WHAT YOU SHOULD DO:
Write out every line below that includes the word "placeholder".

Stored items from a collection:
****
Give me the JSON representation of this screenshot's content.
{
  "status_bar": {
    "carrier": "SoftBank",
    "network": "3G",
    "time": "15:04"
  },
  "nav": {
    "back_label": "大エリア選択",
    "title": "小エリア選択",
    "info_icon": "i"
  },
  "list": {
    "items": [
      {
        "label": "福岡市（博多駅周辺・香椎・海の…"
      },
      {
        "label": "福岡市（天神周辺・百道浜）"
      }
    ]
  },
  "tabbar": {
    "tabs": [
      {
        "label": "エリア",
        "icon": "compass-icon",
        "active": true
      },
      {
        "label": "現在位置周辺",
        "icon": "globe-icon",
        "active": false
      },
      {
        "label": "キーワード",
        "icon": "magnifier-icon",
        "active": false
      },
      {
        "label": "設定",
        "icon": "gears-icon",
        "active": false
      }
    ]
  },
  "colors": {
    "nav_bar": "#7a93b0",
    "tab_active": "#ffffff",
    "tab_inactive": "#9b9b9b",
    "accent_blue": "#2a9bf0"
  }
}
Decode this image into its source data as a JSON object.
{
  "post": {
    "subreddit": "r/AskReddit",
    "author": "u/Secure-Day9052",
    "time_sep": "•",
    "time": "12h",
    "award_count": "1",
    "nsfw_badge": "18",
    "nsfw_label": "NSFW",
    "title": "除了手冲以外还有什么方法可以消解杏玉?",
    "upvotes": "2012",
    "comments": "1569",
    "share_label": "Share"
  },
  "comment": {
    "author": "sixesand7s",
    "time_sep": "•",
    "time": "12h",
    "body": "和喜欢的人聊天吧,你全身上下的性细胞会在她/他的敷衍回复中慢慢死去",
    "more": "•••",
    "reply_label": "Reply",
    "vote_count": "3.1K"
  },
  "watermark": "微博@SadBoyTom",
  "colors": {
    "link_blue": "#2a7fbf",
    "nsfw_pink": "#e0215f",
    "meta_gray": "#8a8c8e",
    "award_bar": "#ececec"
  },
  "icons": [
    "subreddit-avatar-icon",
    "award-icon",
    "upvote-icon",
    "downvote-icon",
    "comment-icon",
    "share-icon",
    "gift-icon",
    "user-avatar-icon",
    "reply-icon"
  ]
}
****
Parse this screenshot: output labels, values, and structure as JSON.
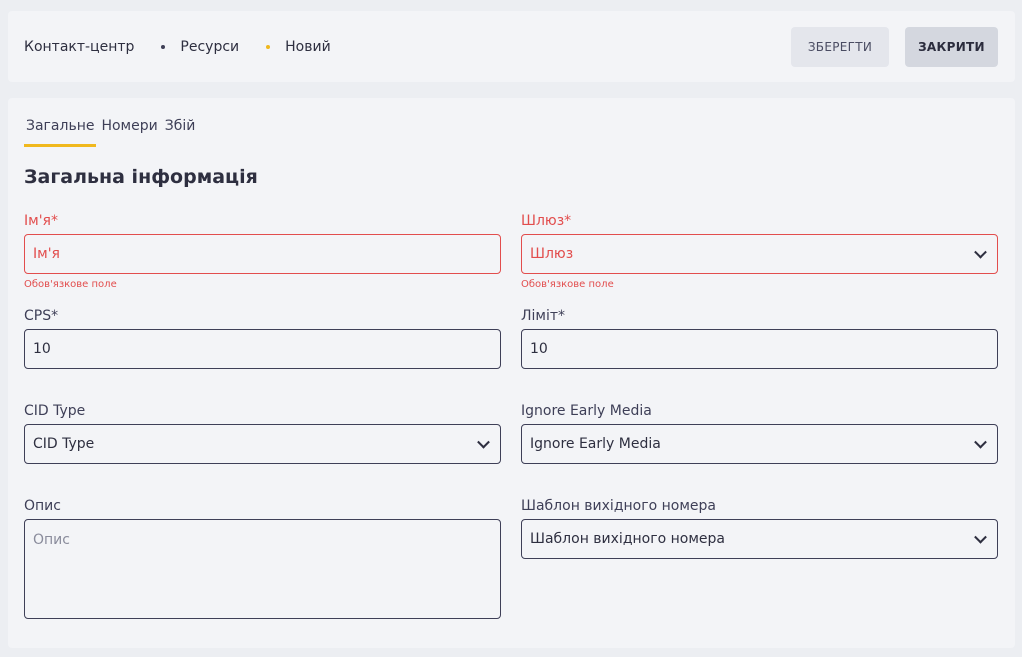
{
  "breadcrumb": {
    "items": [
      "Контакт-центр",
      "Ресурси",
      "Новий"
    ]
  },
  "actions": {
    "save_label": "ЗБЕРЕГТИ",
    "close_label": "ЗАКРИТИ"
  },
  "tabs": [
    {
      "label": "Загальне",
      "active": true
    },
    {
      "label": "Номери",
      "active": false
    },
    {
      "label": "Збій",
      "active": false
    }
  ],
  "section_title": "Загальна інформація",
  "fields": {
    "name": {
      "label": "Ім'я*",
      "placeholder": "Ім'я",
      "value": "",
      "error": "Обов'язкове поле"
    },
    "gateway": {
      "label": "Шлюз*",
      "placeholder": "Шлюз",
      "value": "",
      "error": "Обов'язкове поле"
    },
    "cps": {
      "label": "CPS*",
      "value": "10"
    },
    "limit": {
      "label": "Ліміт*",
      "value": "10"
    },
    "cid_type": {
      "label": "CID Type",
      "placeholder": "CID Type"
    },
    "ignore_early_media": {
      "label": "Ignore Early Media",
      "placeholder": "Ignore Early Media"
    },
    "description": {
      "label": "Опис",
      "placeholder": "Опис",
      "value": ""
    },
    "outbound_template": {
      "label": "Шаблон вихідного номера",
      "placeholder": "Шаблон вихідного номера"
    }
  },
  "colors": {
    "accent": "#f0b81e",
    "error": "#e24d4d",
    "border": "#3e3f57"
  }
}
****
WRITTEN RESPONSE:
      "placeholder": "Ім'я",
      "placeholder": "Шлюз",
      "placeholder": "CID Type"
      "placeholder": "Ignore Early Media"
      "placeholder": "Опис",
      "placeholder": "Шаблон вихідного номера"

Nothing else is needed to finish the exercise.